* **What you will do**:
Return the records below character for character.

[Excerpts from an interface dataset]
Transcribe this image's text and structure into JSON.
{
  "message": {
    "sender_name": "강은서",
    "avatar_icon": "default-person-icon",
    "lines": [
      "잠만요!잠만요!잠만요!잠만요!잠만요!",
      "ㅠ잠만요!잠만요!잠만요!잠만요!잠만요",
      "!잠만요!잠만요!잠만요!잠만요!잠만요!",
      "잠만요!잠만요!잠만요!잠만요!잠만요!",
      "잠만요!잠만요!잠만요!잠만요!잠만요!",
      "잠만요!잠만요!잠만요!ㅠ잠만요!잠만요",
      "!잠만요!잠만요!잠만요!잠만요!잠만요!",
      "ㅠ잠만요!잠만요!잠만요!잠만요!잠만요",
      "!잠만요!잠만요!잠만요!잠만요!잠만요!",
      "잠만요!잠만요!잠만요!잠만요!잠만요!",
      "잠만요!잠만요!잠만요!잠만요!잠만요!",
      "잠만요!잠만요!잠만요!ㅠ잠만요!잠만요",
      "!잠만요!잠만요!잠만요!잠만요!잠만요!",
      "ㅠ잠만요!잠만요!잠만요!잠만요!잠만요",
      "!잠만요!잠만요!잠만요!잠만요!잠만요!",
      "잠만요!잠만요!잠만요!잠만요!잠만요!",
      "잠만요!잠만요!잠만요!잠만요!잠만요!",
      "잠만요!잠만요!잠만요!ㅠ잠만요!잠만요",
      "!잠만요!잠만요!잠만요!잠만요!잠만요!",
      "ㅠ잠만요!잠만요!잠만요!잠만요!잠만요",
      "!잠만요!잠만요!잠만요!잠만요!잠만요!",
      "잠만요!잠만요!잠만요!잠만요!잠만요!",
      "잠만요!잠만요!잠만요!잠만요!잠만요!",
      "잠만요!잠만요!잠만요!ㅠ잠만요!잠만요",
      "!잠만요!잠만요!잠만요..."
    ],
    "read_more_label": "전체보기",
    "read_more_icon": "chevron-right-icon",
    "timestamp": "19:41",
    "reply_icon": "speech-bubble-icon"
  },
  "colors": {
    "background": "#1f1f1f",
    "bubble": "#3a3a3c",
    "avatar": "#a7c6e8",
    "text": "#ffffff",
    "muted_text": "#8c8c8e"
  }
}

* **Expected answer**:
Transcribe this image's text and structure into JSON.
{
  "message": {
    "sender_name": "강은서",
    "avatar_icon": "default-person-icon",
    "lines": [
      "잠만요!잠만요!잠만요!잠만요!잠만요!",
      "ㅠ잠만요!잠만요!잠만요!잠만요!잠만요",
      "!잠만요!잠만요!잠만요!잠만요!잠만요!",
      "잠만요!잠만요!잠만요!잠만요!잠만요!",
      "잠만요!잠만요!잠만요!잠만요!잠만요!",
      "잠만요!잠만요!잠만요!ㅠ잠만요!잠만요",
      "!잠만요!잠만요!잠만요!잠만요!잠만요!",
      "ㅠ잠만요!잠만요!잠만요!잠만요!잠만요",
      "!잠만요!잠만요!잠만요!잠만요!잠만요!",
      "잠만요!잠만요!잠만요!잠만요!잠만요!",
      "잠만요!잠만요!잠만요!잠만요!잠만요!",
      "잠만요!잠만요!잠만요!ㅠ잠만요!잠만요",
      "!잠만요!잠만요!잠만요!잠만요!잠만요!",
      "ㅠ잠만요!잠만요!잠만요!잠만요!잠만요",
      "!잠만요!잠만요!잠만요!잠만요!잠만요!",
      "잠만요!잠만요!잠만요!잠만요!잠만요!",
      "잠만요!잠만요!잠만요!잠만요!잠만요!",
      "잠만요!잠만요!잠만요!ㅠ잠만요!잠만요",
      "!잠만요!잠만요!잠만요!잠만요!잠만요!",
      "ㅠ잠만요!잠만요!잠만요!잠만요!잠만요",
      "!잠만요!잠만요!잠만요!잠만요!잠만요!",
      "잠만요!잠만요!잠만요!잠만요!잠만요!",
      "잠만요!잠만요!잠만요!잠만요!잠만요!",
      "잠만요!잠만요!잠만요!ㅠ잠만요!잠만요",
      "!잠만요!잠만요!잠만요..."
    ],
    "read_more_label": "전체보기",
    "read_more_icon": "chevron-right-icon",
    "timestamp": "19:41",
    "reply_icon": "speech-bubble-icon"
  },
  "colors": {
    "background": "#1f1f1f",
    "bubble": "#3a3a3c",
    "avatar": "#a7c6e8",
    "text": "#ffffff",
    "muted_text": "#8c8c8e"
  }
}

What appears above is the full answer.